TASK STATEMENT:
Your answer must be the full set of records, copied exactly, with no pictures in it.

_ _ _

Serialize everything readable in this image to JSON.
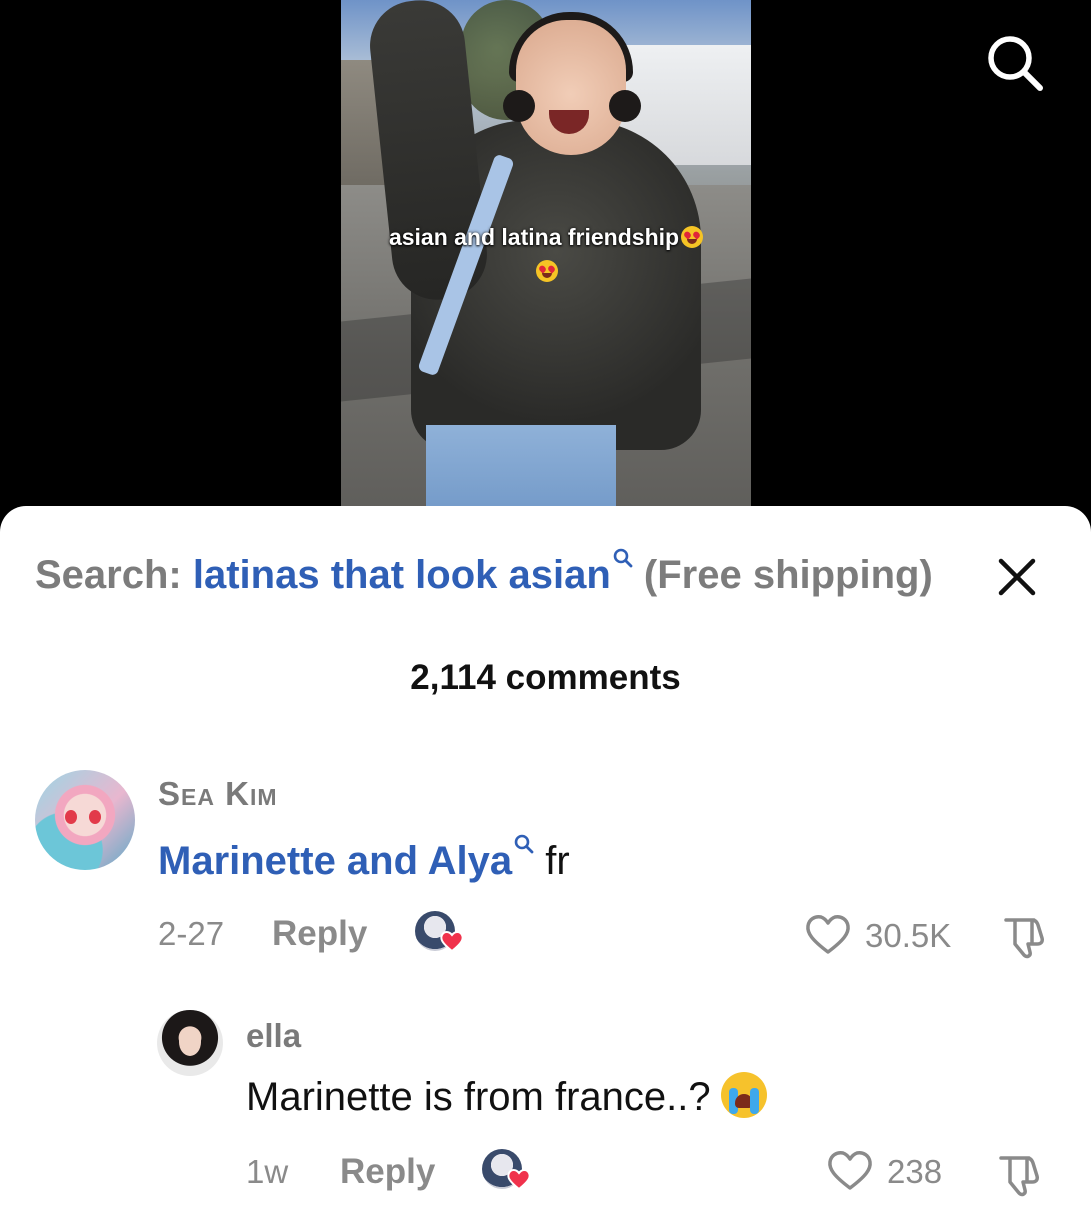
{
  "video": {
    "caption": "asian and latina friendship",
    "caption_emoji": "smiling-face-with-heart-eyes",
    "search_icon": "search-icon"
  },
  "search_bar": {
    "prefix": "Search:",
    "term": "latinas that look asian",
    "suffix": "(Free shipping)",
    "term_color": "#2f5fb6",
    "close_icon": "close-icon"
  },
  "comments_count": "2,114 comments",
  "comments": [
    {
      "username": "Sea Kim",
      "text_link": "Marinette and Alya",
      "text_rest": "fr",
      "date": "2-27",
      "reply_label": "Reply",
      "likes": "30.5K",
      "liked_by_creator": true
    },
    {
      "username": "ella",
      "text": "Marinette is from france..?",
      "text_emoji": "loudly-crying-face",
      "date": "1w",
      "reply_label": "Reply",
      "likes": "238",
      "liked_by_creator": true
    }
  ],
  "colors": {
    "link_blue": "#2f5fb6",
    "muted_gray": "#7c7c7c",
    "heart_red": "#f0324c"
  }
}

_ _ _

ANSWER:
Serialize everything readable in this image to JSON.
{
  "video": {
    "caption": "asian and latina friendship",
    "caption_emoji": "smiling-face-with-heart-eyes",
    "search_icon": "search-icon"
  },
  "search_bar": {
    "prefix": "Search:",
    "term": "latinas that look asian",
    "suffix": "(Free shipping)",
    "term_color": "#2f5fb6",
    "close_icon": "close-icon"
  },
  "comments_count": "2,114 comments",
  "comments": [
    {
      "username": "Sea Kim",
      "text_link": "Marinette and Alya",
      "text_rest": "fr",
      "date": "2-27",
      "reply_label": "Reply",
      "likes": "30.5K",
      "liked_by_creator": true
    },
    {
      "username": "ella",
      "text": "Marinette is from france..?",
      "text_emoji": "loudly-crying-face",
      "date": "1w",
      "reply_label": "Reply",
      "likes": "238",
      "liked_by_creator": true
    }
  ],
  "colors": {
    "link_blue": "#2f5fb6",
    "muted_gray": "#7c7c7c",
    "heart_red": "#f0324c"
  }
}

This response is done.